Tackling agri-food challenges at the genomic level

With funding now secured, a number of researchers at the University of Saskatchewan (U of S) will begin work on large-scale agri-food projects designed to address big challenges at the smallest level. 

By University Communications

Genome Canada announced July 21 that four projects led by or involving U of S researchers would receive a total of $33.6 million as part of its Genomics and Feeding the Future competition. That competition called on researchers to use the study of genes and their functions to address challenges and opportunities related to global food safety, security and production. The results are also expected to contribute to Canada's bioeconomy.

In the U of S College of Agriculture and Bioresources, plant science professors Kirstin Bett and Albert Vandenberg will head an $7.9-million project designed to determine the genetics underlying the ability of lentils to grow in different environments around the world. They will also look to build a strategy to increase Canadian lentil production by three per cent, which equates to a $550-million increase in export revenues for Canada.

Looking at another major Canadian crop—wheat—will be Curtis Pozniak, also a professor of plant sciences. He is co-leading an effort to develop tools to help plant breeders design wheat strains that are more productive and resistant to disease, pests, heat and drought. Pozniak's project received $8.5 million.

With an eye to increasing the international competitiveness of Canada's pork industry, John Harding, professor of swine production medicine at the Western College of Veterinary Medicine, will co-lead a $9.8-million project with colleagues in Alberta to create genomics tools to select pigs that are more tolerant of, or resistant, to multiple diseases. Those tools will also allow producers to manage the nutritional content of feed to optimize pig's health, resulting in reduced use of antibiotics.

Andrew Potter, director of VIDO-InterVac, is co-leading the fourth project, a $7.4-million effort to develop vaccines against two infectious diseases in cattle—Johne's disease and bovine tuberculosis. The research will involve using genomic technology to identify proteins that can stimulate an immune response to the diseases in cattle. There will also be a new diagnostic developed that will differentiate vaccinated from infected animals.
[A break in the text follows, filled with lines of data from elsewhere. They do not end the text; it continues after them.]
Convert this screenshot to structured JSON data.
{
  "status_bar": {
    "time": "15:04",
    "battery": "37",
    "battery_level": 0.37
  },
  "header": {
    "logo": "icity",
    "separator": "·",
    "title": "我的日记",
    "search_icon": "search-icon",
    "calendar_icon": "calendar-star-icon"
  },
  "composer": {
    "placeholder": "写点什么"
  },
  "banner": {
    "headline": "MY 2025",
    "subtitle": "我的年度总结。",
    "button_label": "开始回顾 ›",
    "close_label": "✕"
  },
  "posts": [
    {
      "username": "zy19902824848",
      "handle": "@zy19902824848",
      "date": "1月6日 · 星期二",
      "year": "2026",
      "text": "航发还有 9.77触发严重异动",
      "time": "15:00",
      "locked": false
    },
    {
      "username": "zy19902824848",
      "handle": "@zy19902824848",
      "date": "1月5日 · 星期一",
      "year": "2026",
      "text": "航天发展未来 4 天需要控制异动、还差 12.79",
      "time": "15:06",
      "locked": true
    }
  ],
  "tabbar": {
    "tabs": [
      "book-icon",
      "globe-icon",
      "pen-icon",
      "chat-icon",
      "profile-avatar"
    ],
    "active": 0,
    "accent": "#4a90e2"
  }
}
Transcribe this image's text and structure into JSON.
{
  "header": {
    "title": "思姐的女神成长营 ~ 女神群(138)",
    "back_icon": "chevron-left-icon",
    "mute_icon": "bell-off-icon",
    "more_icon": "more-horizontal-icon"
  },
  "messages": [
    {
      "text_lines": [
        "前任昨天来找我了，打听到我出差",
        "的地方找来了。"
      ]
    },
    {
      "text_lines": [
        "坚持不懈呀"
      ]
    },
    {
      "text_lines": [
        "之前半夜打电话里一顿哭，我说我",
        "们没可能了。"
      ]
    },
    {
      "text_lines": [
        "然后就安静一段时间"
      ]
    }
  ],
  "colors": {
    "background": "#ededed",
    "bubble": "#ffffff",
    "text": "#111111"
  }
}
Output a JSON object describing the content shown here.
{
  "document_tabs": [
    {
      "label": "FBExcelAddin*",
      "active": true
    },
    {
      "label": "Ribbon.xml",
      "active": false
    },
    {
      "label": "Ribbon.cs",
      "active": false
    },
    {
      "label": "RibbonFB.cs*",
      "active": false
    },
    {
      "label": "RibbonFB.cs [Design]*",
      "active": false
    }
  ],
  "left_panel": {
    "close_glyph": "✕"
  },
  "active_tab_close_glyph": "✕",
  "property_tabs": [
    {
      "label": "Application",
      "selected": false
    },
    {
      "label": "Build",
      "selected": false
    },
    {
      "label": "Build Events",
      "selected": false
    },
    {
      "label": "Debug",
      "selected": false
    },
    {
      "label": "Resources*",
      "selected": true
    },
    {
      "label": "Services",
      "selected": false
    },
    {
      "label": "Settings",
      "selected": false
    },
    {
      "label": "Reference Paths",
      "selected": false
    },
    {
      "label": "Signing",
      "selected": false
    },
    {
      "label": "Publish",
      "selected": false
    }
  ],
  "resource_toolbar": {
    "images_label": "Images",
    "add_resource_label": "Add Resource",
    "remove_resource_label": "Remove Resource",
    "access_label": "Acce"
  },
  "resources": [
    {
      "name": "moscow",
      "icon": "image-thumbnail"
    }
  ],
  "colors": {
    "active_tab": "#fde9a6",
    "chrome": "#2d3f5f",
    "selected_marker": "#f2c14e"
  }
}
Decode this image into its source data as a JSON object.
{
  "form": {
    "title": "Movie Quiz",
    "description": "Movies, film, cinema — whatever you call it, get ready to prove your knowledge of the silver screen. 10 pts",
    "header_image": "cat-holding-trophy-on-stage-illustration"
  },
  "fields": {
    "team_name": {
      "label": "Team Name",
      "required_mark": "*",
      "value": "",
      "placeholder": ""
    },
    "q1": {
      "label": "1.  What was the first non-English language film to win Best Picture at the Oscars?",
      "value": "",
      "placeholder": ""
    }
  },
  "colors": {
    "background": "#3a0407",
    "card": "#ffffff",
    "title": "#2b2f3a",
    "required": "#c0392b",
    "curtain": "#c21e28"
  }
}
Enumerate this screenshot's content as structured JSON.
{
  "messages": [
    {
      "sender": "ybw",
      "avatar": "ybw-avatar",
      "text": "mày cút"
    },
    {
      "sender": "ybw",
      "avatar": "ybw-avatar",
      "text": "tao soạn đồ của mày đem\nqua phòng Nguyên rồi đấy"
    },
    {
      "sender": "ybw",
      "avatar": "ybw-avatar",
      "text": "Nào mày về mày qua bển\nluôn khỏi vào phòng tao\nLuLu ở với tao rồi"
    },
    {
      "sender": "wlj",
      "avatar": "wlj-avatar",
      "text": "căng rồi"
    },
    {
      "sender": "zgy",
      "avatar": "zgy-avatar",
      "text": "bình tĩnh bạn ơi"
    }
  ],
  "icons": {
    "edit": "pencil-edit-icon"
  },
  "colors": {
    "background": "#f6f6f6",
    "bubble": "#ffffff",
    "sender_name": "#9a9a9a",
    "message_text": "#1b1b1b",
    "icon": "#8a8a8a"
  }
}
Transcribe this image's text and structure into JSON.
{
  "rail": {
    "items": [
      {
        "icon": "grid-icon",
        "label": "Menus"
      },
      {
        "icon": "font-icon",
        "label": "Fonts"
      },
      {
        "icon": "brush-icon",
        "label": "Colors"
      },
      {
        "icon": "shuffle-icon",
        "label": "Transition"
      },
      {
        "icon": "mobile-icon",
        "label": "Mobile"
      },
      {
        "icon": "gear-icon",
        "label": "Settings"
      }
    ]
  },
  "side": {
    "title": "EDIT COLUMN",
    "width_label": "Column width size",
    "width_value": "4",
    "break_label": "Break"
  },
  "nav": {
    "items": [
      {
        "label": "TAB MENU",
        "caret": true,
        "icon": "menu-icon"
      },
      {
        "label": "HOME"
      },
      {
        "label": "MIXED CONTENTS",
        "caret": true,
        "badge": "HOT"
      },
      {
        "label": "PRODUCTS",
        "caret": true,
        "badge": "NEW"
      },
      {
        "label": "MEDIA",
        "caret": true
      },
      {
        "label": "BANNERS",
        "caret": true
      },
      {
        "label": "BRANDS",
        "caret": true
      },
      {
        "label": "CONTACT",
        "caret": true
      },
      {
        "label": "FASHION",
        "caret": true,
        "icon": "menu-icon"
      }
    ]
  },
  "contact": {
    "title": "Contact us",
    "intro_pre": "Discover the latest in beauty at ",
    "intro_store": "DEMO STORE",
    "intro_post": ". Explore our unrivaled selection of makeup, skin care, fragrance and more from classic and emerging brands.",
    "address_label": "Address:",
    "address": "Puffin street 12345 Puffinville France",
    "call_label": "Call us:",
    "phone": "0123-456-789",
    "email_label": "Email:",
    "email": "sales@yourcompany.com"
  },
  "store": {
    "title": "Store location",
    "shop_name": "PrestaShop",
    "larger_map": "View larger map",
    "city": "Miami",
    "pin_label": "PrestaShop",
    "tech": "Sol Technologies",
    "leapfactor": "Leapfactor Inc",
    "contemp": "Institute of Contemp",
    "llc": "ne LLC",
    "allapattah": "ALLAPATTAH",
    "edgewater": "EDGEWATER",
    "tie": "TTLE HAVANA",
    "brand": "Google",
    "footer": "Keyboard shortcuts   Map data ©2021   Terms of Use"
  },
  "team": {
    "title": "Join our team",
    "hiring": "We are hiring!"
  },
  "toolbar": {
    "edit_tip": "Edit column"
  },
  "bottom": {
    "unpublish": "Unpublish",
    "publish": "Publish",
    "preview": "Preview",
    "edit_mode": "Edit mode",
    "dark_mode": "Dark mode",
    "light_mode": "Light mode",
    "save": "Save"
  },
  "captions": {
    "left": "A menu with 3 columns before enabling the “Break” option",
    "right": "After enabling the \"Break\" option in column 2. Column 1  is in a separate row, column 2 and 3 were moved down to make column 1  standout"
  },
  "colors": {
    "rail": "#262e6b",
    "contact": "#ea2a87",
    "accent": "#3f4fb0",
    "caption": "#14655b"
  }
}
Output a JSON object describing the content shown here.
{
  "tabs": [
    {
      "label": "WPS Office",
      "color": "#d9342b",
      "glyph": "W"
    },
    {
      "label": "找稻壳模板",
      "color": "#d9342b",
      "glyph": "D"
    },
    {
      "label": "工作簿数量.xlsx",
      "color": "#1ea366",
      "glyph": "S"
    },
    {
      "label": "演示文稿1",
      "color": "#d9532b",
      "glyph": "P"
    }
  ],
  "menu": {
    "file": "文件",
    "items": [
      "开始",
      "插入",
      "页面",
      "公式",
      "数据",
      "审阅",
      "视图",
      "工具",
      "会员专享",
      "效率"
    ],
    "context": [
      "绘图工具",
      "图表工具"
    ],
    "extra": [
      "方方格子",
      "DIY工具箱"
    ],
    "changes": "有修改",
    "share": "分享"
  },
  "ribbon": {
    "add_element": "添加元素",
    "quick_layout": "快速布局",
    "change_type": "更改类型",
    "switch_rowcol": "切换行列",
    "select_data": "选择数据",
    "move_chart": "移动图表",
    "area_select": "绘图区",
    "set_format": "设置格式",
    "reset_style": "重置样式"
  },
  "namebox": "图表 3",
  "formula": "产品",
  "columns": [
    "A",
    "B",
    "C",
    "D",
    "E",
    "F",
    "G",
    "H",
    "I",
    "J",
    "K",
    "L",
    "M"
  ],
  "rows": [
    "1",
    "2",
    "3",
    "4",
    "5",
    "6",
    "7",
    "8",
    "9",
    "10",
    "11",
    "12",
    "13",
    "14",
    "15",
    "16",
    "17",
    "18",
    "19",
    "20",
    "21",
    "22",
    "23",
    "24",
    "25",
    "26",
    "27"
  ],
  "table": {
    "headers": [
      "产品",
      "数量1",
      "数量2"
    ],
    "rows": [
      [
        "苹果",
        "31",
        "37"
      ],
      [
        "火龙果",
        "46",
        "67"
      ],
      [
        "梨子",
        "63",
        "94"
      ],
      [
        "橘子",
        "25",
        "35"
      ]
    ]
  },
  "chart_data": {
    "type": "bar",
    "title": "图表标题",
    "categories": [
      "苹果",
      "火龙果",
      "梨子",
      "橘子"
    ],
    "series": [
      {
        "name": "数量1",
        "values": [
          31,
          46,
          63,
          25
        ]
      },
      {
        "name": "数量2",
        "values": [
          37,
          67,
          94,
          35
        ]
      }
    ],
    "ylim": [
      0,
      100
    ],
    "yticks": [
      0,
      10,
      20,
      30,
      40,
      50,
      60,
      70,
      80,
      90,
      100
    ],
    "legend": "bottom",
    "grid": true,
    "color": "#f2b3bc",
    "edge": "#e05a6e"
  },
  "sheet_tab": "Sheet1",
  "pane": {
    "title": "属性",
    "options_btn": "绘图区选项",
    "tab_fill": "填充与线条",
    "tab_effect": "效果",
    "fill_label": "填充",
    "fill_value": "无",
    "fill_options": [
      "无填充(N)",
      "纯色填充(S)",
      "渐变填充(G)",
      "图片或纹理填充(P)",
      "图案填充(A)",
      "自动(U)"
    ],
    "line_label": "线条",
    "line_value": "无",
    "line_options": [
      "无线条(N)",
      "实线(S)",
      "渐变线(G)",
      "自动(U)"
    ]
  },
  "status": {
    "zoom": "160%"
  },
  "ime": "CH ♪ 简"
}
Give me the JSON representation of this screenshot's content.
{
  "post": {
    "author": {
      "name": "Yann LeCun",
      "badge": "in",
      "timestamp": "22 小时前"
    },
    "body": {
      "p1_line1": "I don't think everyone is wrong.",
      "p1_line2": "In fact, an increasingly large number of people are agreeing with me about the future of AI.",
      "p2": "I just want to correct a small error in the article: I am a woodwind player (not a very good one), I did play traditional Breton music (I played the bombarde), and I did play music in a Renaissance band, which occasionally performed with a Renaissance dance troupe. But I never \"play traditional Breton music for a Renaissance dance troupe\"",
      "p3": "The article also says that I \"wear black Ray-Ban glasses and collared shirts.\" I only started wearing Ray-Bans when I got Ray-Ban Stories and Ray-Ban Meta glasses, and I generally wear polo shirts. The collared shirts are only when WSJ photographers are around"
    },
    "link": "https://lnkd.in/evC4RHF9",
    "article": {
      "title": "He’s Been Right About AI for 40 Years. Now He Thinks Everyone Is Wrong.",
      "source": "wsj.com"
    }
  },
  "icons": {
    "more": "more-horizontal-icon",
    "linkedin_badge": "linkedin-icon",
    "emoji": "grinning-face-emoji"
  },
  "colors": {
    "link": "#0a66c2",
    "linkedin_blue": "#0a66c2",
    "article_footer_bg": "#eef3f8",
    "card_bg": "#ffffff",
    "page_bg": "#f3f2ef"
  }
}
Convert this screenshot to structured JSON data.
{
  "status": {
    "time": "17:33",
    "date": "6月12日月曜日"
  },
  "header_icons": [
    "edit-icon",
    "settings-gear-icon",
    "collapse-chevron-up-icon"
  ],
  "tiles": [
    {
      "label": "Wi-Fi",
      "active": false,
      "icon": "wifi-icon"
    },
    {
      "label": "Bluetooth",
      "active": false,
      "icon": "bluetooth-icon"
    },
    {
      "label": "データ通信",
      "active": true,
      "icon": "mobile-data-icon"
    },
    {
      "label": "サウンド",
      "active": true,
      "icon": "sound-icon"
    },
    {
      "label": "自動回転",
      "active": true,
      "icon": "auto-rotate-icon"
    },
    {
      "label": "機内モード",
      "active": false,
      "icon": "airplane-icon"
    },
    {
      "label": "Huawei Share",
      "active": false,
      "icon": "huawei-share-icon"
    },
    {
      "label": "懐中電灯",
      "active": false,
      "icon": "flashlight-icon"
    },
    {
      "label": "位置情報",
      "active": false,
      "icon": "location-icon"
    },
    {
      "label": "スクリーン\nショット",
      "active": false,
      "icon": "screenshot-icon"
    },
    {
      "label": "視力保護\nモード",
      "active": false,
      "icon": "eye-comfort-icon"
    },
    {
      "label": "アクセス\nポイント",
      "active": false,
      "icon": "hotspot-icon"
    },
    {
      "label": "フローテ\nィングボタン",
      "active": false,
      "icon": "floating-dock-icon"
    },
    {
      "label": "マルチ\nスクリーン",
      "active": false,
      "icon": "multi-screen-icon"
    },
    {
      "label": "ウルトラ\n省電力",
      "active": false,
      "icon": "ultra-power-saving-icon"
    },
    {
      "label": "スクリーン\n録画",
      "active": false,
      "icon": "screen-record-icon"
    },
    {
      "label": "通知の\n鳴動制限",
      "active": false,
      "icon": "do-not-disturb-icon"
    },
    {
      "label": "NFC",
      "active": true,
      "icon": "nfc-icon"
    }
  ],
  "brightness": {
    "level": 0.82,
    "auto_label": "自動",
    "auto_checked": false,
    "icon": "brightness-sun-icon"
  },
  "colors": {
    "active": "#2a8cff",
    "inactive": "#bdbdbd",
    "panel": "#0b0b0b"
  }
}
The funding was announced at an event on the U of S campus involving federal and provincial government officials, U of S representatives and industry partners.